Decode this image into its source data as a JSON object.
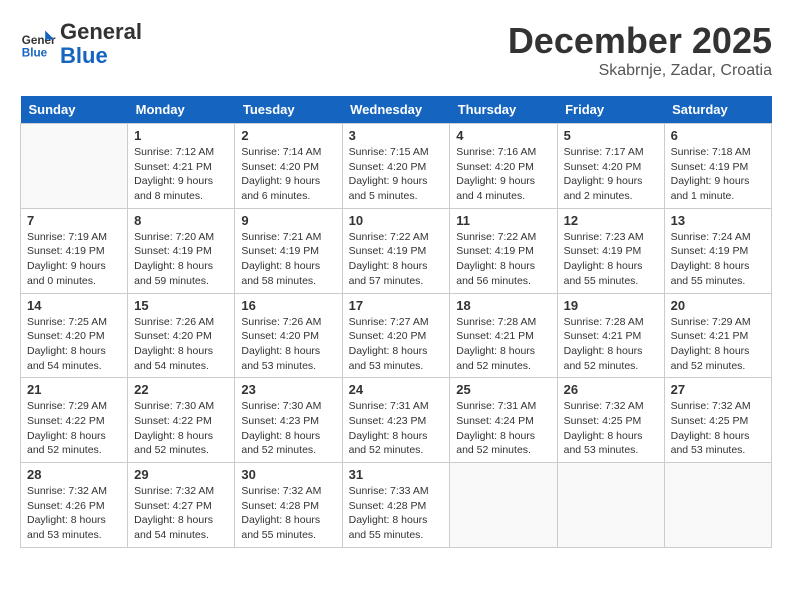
{
  "header": {
    "logo_general": "General",
    "logo_blue": "Blue",
    "month": "December 2025",
    "location": "Skabrnje, Zadar, Croatia"
  },
  "days_of_week": [
    "Sunday",
    "Monday",
    "Tuesday",
    "Wednesday",
    "Thursday",
    "Friday",
    "Saturday"
  ],
  "weeks": [
    [
      {
        "day": null
      },
      {
        "day": "1",
        "sunrise": "7:12 AM",
        "sunset": "4:21 PM",
        "daylight": "9 hours and 8 minutes."
      },
      {
        "day": "2",
        "sunrise": "7:14 AM",
        "sunset": "4:20 PM",
        "daylight": "9 hours and 6 minutes."
      },
      {
        "day": "3",
        "sunrise": "7:15 AM",
        "sunset": "4:20 PM",
        "daylight": "9 hours and 5 minutes."
      },
      {
        "day": "4",
        "sunrise": "7:16 AM",
        "sunset": "4:20 PM",
        "daylight": "9 hours and 4 minutes."
      },
      {
        "day": "5",
        "sunrise": "7:17 AM",
        "sunset": "4:20 PM",
        "daylight": "9 hours and 2 minutes."
      },
      {
        "day": "6",
        "sunrise": "7:18 AM",
        "sunset": "4:19 PM",
        "daylight": "9 hours and 1 minute."
      }
    ],
    [
      {
        "day": "7",
        "sunrise": "7:19 AM",
        "sunset": "4:19 PM",
        "daylight": "9 hours and 0 minutes."
      },
      {
        "day": "8",
        "sunrise": "7:20 AM",
        "sunset": "4:19 PM",
        "daylight": "8 hours and 59 minutes."
      },
      {
        "day": "9",
        "sunrise": "7:21 AM",
        "sunset": "4:19 PM",
        "daylight": "8 hours and 58 minutes."
      },
      {
        "day": "10",
        "sunrise": "7:22 AM",
        "sunset": "4:19 PM",
        "daylight": "8 hours and 57 minutes."
      },
      {
        "day": "11",
        "sunrise": "7:22 AM",
        "sunset": "4:19 PM",
        "daylight": "8 hours and 56 minutes."
      },
      {
        "day": "12",
        "sunrise": "7:23 AM",
        "sunset": "4:19 PM",
        "daylight": "8 hours and 55 minutes."
      },
      {
        "day": "13",
        "sunrise": "7:24 AM",
        "sunset": "4:19 PM",
        "daylight": "8 hours and 55 minutes."
      }
    ],
    [
      {
        "day": "14",
        "sunrise": "7:25 AM",
        "sunset": "4:20 PM",
        "daylight": "8 hours and 54 minutes."
      },
      {
        "day": "15",
        "sunrise": "7:26 AM",
        "sunset": "4:20 PM",
        "daylight": "8 hours and 54 minutes."
      },
      {
        "day": "16",
        "sunrise": "7:26 AM",
        "sunset": "4:20 PM",
        "daylight": "8 hours and 53 minutes."
      },
      {
        "day": "17",
        "sunrise": "7:27 AM",
        "sunset": "4:20 PM",
        "daylight": "8 hours and 53 minutes."
      },
      {
        "day": "18",
        "sunrise": "7:28 AM",
        "sunset": "4:21 PM",
        "daylight": "8 hours and 52 minutes."
      },
      {
        "day": "19",
        "sunrise": "7:28 AM",
        "sunset": "4:21 PM",
        "daylight": "8 hours and 52 minutes."
      },
      {
        "day": "20",
        "sunrise": "7:29 AM",
        "sunset": "4:21 PM",
        "daylight": "8 hours and 52 minutes."
      }
    ],
    [
      {
        "day": "21",
        "sunrise": "7:29 AM",
        "sunset": "4:22 PM",
        "daylight": "8 hours and 52 minutes."
      },
      {
        "day": "22",
        "sunrise": "7:30 AM",
        "sunset": "4:22 PM",
        "daylight": "8 hours and 52 minutes."
      },
      {
        "day": "23",
        "sunrise": "7:30 AM",
        "sunset": "4:23 PM",
        "daylight": "8 hours and 52 minutes."
      },
      {
        "day": "24",
        "sunrise": "7:31 AM",
        "sunset": "4:23 PM",
        "daylight": "8 hours and 52 minutes."
      },
      {
        "day": "25",
        "sunrise": "7:31 AM",
        "sunset": "4:24 PM",
        "daylight": "8 hours and 52 minutes."
      },
      {
        "day": "26",
        "sunrise": "7:32 AM",
        "sunset": "4:25 PM",
        "daylight": "8 hours and 53 minutes."
      },
      {
        "day": "27",
        "sunrise": "7:32 AM",
        "sunset": "4:25 PM",
        "daylight": "8 hours and 53 minutes."
      }
    ],
    [
      {
        "day": "28",
        "sunrise": "7:32 AM",
        "sunset": "4:26 PM",
        "daylight": "8 hours and 53 minutes."
      },
      {
        "day": "29",
        "sunrise": "7:32 AM",
        "sunset": "4:27 PM",
        "daylight": "8 hours and 54 minutes."
      },
      {
        "day": "30",
        "sunrise": "7:32 AM",
        "sunset": "4:28 PM",
        "daylight": "8 hours and 55 minutes."
      },
      {
        "day": "31",
        "sunrise": "7:33 AM",
        "sunset": "4:28 PM",
        "daylight": "8 hours and 55 minutes."
      },
      {
        "day": null
      },
      {
        "day": null
      },
      {
        "day": null
      }
    ]
  ]
}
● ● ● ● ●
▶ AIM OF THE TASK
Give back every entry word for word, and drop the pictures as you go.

▶ ANSWER TO THIS TASK
Decode this image into its source data as a JSON object.
{
  "header": {
    "logo_general": "General",
    "logo_blue": "Blue",
    "month": "December 2025",
    "location": "Skabrnje, Zadar, Croatia"
  },
  "days_of_week": [
    "Sunday",
    "Monday",
    "Tuesday",
    "Wednesday",
    "Thursday",
    "Friday",
    "Saturday"
  ],
  "weeks": [
    [
      {
        "day": null
      },
      {
        "day": "1",
        "sunrise": "7:12 AM",
        "sunset": "4:21 PM",
        "daylight": "9 hours and 8 minutes."
      },
      {
        "day": "2",
        "sunrise": "7:14 AM",
        "sunset": "4:20 PM",
        "daylight": "9 hours and 6 minutes."
      },
      {
        "day": "3",
        "sunrise": "7:15 AM",
        "sunset": "4:20 PM",
        "daylight": "9 hours and 5 minutes."
      },
      {
        "day": "4",
        "sunrise": "7:16 AM",
        "sunset": "4:20 PM",
        "daylight": "9 hours and 4 minutes."
      },
      {
        "day": "5",
        "sunrise": "7:17 AM",
        "sunset": "4:20 PM",
        "daylight": "9 hours and 2 minutes."
      },
      {
        "day": "6",
        "sunrise": "7:18 AM",
        "sunset": "4:19 PM",
        "daylight": "9 hours and 1 minute."
      }
    ],
    [
      {
        "day": "7",
        "sunrise": "7:19 AM",
        "sunset": "4:19 PM",
        "daylight": "9 hours and 0 minutes."
      },
      {
        "day": "8",
        "sunrise": "7:20 AM",
        "sunset": "4:19 PM",
        "daylight": "8 hours and 59 minutes."
      },
      {
        "day": "9",
        "sunrise": "7:21 AM",
        "sunset": "4:19 PM",
        "daylight": "8 hours and 58 minutes."
      },
      {
        "day": "10",
        "sunrise": "7:22 AM",
        "sunset": "4:19 PM",
        "daylight": "8 hours and 57 minutes."
      },
      {
        "day": "11",
        "sunrise": "7:22 AM",
        "sunset": "4:19 PM",
        "daylight": "8 hours and 56 minutes."
      },
      {
        "day": "12",
        "sunrise": "7:23 AM",
        "sunset": "4:19 PM",
        "daylight": "8 hours and 55 minutes."
      },
      {
        "day": "13",
        "sunrise": "7:24 AM",
        "sunset": "4:19 PM",
        "daylight": "8 hours and 55 minutes."
      }
    ],
    [
      {
        "day": "14",
        "sunrise": "7:25 AM",
        "sunset": "4:20 PM",
        "daylight": "8 hours and 54 minutes."
      },
      {
        "day": "15",
        "sunrise": "7:26 AM",
        "sunset": "4:20 PM",
        "daylight": "8 hours and 54 minutes."
      },
      {
        "day": "16",
        "sunrise": "7:26 AM",
        "sunset": "4:20 PM",
        "daylight": "8 hours and 53 minutes."
      },
      {
        "day": "17",
        "sunrise": "7:27 AM",
        "sunset": "4:20 PM",
        "daylight": "8 hours and 53 minutes."
      },
      {
        "day": "18",
        "sunrise": "7:28 AM",
        "sunset": "4:21 PM",
        "daylight": "8 hours and 52 minutes."
      },
      {
        "day": "19",
        "sunrise": "7:28 AM",
        "sunset": "4:21 PM",
        "daylight": "8 hours and 52 minutes."
      },
      {
        "day": "20",
        "sunrise": "7:29 AM",
        "sunset": "4:21 PM",
        "daylight": "8 hours and 52 minutes."
      }
    ],
    [
      {
        "day": "21",
        "sunrise": "7:29 AM",
        "sunset": "4:22 PM",
        "daylight": "8 hours and 52 minutes."
      },
      {
        "day": "22",
        "sunrise": "7:30 AM",
        "sunset": "4:22 PM",
        "daylight": "8 hours and 52 minutes."
      },
      {
        "day": "23",
        "sunrise": "7:30 AM",
        "sunset": "4:23 PM",
        "daylight": "8 hours and 52 minutes."
      },
      {
        "day": "24",
        "sunrise": "7:31 AM",
        "sunset": "4:23 PM",
        "daylight": "8 hours and 52 minutes."
      },
      {
        "day": "25",
        "sunrise": "7:31 AM",
        "sunset": "4:24 PM",
        "daylight": "8 hours and 52 minutes."
      },
      {
        "day": "26",
        "sunrise": "7:32 AM",
        "sunset": "4:25 PM",
        "daylight": "8 hours and 53 minutes."
      },
      {
        "day": "27",
        "sunrise": "7:32 AM",
        "sunset": "4:25 PM",
        "daylight": "8 hours and 53 minutes."
      }
    ],
    [
      {
        "day": "28",
        "sunrise": "7:32 AM",
        "sunset": "4:26 PM",
        "daylight": "8 hours and 53 minutes."
      },
      {
        "day": "29",
        "sunrise": "7:32 AM",
        "sunset": "4:27 PM",
        "daylight": "8 hours and 54 minutes."
      },
      {
        "day": "30",
        "sunrise": "7:32 AM",
        "sunset": "4:28 PM",
        "daylight": "8 hours and 55 minutes."
      },
      {
        "day": "31",
        "sunrise": "7:33 AM",
        "sunset": "4:28 PM",
        "daylight": "8 hours and 55 minutes."
      },
      {
        "day": null
      },
      {
        "day": null
      },
      {
        "day": null
      }
    ]
  ]
}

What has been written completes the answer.